The motions to strike and for more definite statement are denied. Defendants have failed to show that the matter they seek to strike is prejudicial or scandalous. As to the motion for definite statement, they have not demonstrated inability to answer.

The defendant Shuford's objections to the interrogatories are sustained for the reasons which were stated from the Bench at the hearing.

In summary, the motion to dismiss for failure to state a claim under Rule 10b-5 is sustained, with leave to the plaintiff to amend if it desires to do so within twenty days from the date of receipt of this Order. The motion to dismiss addressed to Count II should be, and the same is hereby granted.

The objections to the interrogatories are sustained.

The motions to strike and for more definite statement are denied.


[1] "1. SALE OF SYNKOLOID STOCK. At the closing, as hereinafter defined, and subject to the terms and conditions set forth in this letter, Baltimore will purchase from Clute and Clute will sell to Baltimore, all of the outstanding shares of stock of The Synkoloid Company, * * *."

* * * * *

"6. CONDITIONS PRECEDENT TO CLOSING. The occurrence of the Closing and the performance by each of the parties hereto of their obligations contemplated to be performed herein at the Closing, are conditional upon the following:

* * * * *

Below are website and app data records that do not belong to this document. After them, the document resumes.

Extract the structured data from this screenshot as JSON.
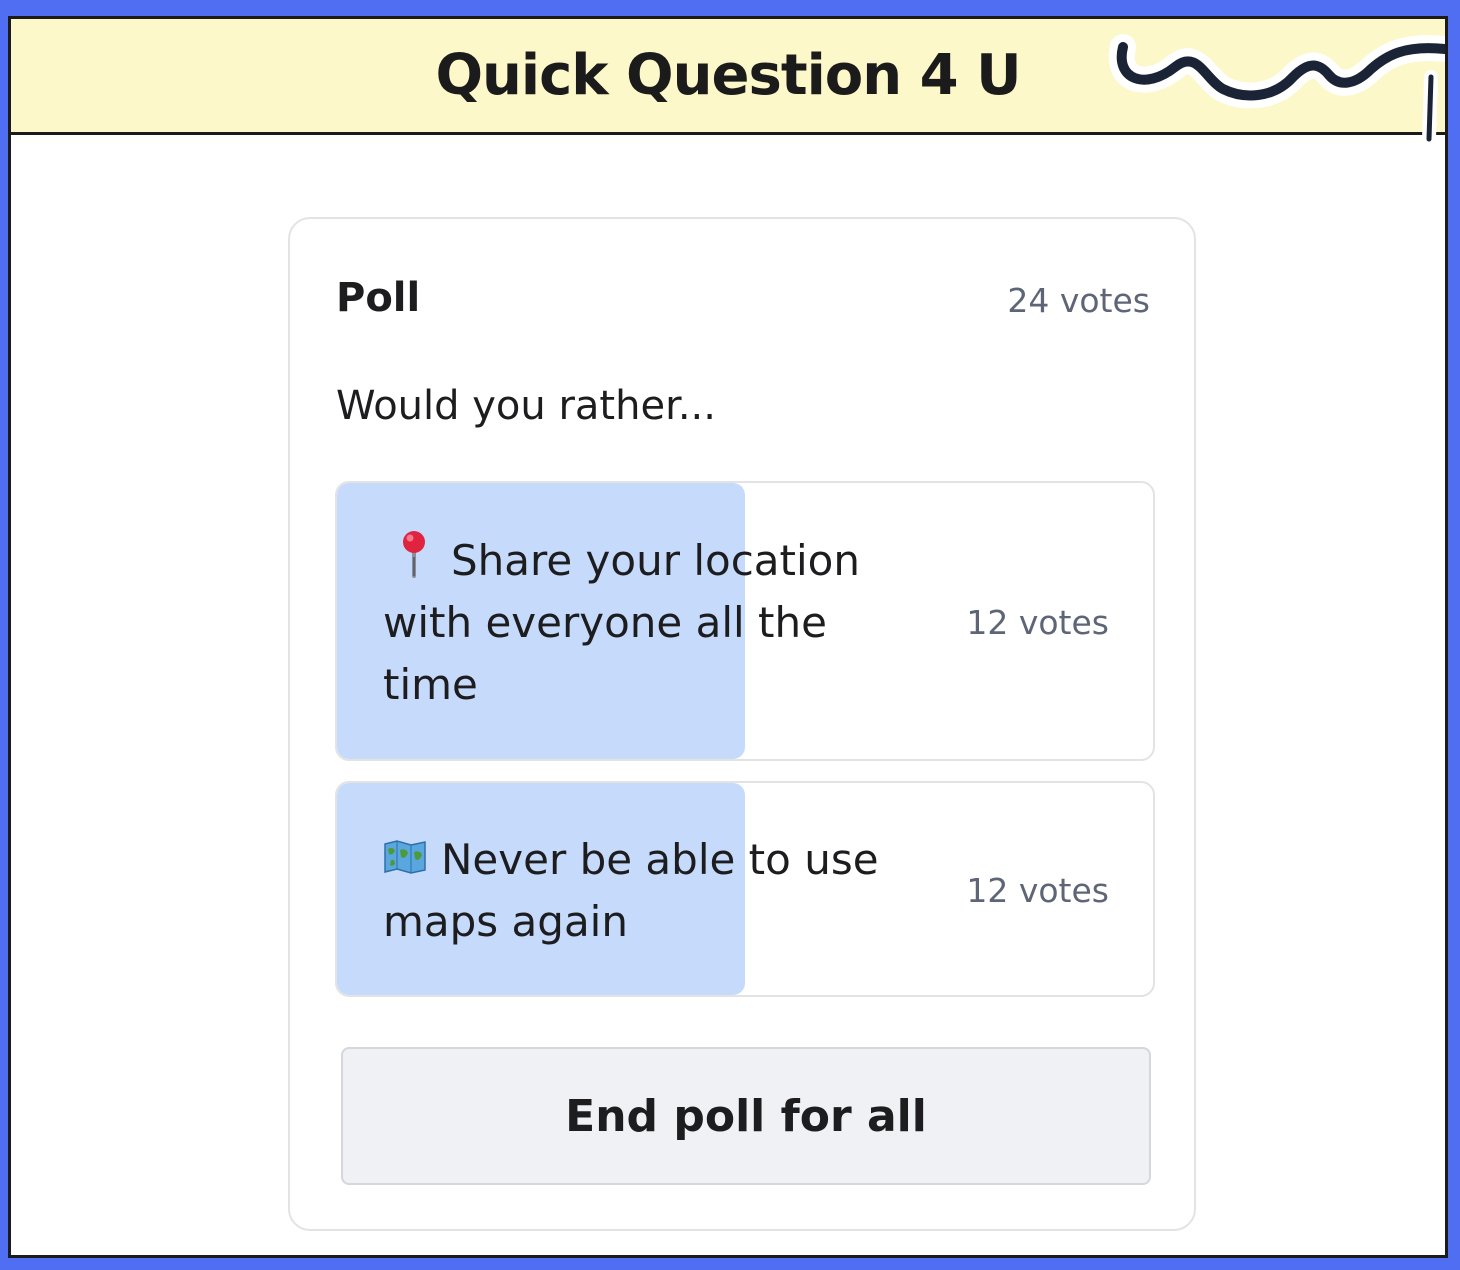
{
  "window": {
    "title": "Quick Question 4 U"
  },
  "poll": {
    "label": "Poll",
    "total_votes": "24 votes",
    "question": "Would you rather...",
    "options": [
      {
        "icon": "round-pushpin-icon",
        "label": "Share your location with everyone all the time",
        "votes": "12 votes",
        "fraction": 0.5
      },
      {
        "icon": "world-map-icon",
        "label": "Never be able to use maps again",
        "votes": "12 votes",
        "fraction": 0.5
      }
    ],
    "end_button_label": "End poll for all"
  },
  "colors": {
    "background": "#4f6ef2",
    "title_bar": "#fcf8c9",
    "result_fill": "#c6dafb",
    "button_bg": "#f0f1f5",
    "muted_text": "#5d6577"
  }
}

"(b) The audited balance sheet as of March 31, 1962 referred to in paragraph 1 hereof, and after making the necessary adjustments for inter-corporate transactions, shall show a net worth for The Synkoloid Company of not less than $430,000." [Emphasis supplied]